I have decided that Chaucer was wrong. If you are the parent of school age children, May is the cruelest month. It is nothing but 31 days of reminders that our babies are growing up.
Usually moms at least get the consolation of Mother's Day, but I got up early in the morning of the second Sunday in May this year so I could accompany my husband while he dropped our daughter off at the middle school for the 8th grade trip to Washington, DC. That's my baby, off on her first major trip without any family members along. Then after dropping by to say my mom for a few hours, I spent the rest of the day helping my son finish his final Senior English project. (The word "final" has such, well, finality about it, when you are the mother of a Senior.)
This is the last month of school for the kids, or at least the last month they are doing any real work. There is nothing like the end of each school year to remind you how fast your children are growing. You put that last report card and the ribbon from the honors assembly into their scrapbook, and are reminded how much time has passed since September, let alone since you pasted that first kindergarten picture on the cover.
The Girl is promoting to high school next year. She auditioned for, and was admitted to the high school performing arts program for orchestra. This is a good thing, and very exciting, but it means she will be going to a different high school than all but a few of her friends next year, and she has been with some of these kids since she started grade school. So all of her 8th grade activities and field trips are colored by her thoughts that this will be the last time she does these things with her friends.

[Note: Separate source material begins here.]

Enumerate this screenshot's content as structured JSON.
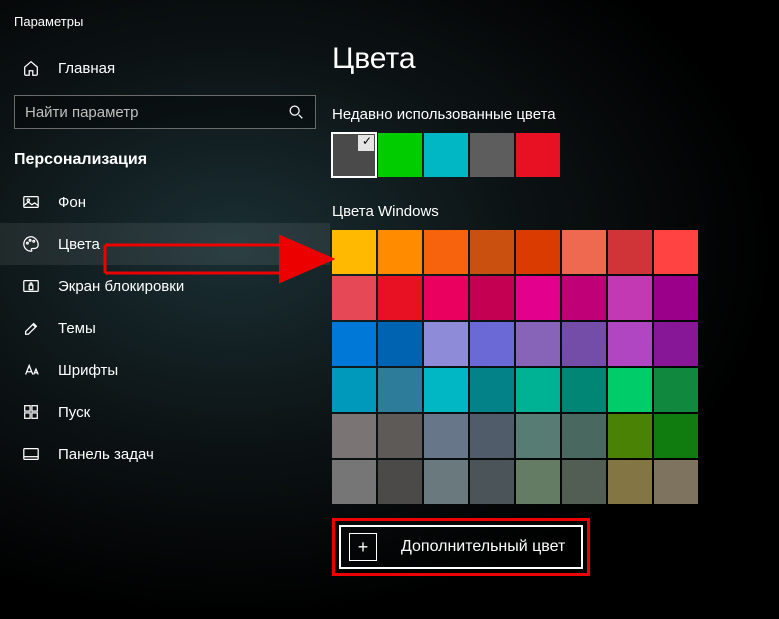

May is an even crueler month when you child is a High School Senior. As I write this the Boy is finishing up his last day of exams. There is much to look forward to, with his summer job and his fall college both lined up, and yet his days too are filled with melancholy reminders: school projects, final exams, final assemblies and more. Last weekend was prom. A year ago he looked like a kid playing dress up in the tuxedo, this year he looks grown up
and dignified, even if he doesn't feel that way.
The real gut-wrencher for both of us was last night, when the Boy played his last home game. He has been playing baseball since kindergarten, and except for a road game that we won't be able to attend, this was it. In a reasonably happy ending that I couldn't have invented (but wished awfully hard for) he caught the whole game, got two clean hits, and his team won, for only the second time this season. He was walking away, but at least he walked away happy.
There is a genuine bereavement in all this I think. Now matter how much we look forward to their future adventures (they are after all becoming the adults we raised them to be), we are losing the babies we cuddled and the children we nurtured and the teens were mentored. We mourn what we leave behind, even as we anticipate tomorrow.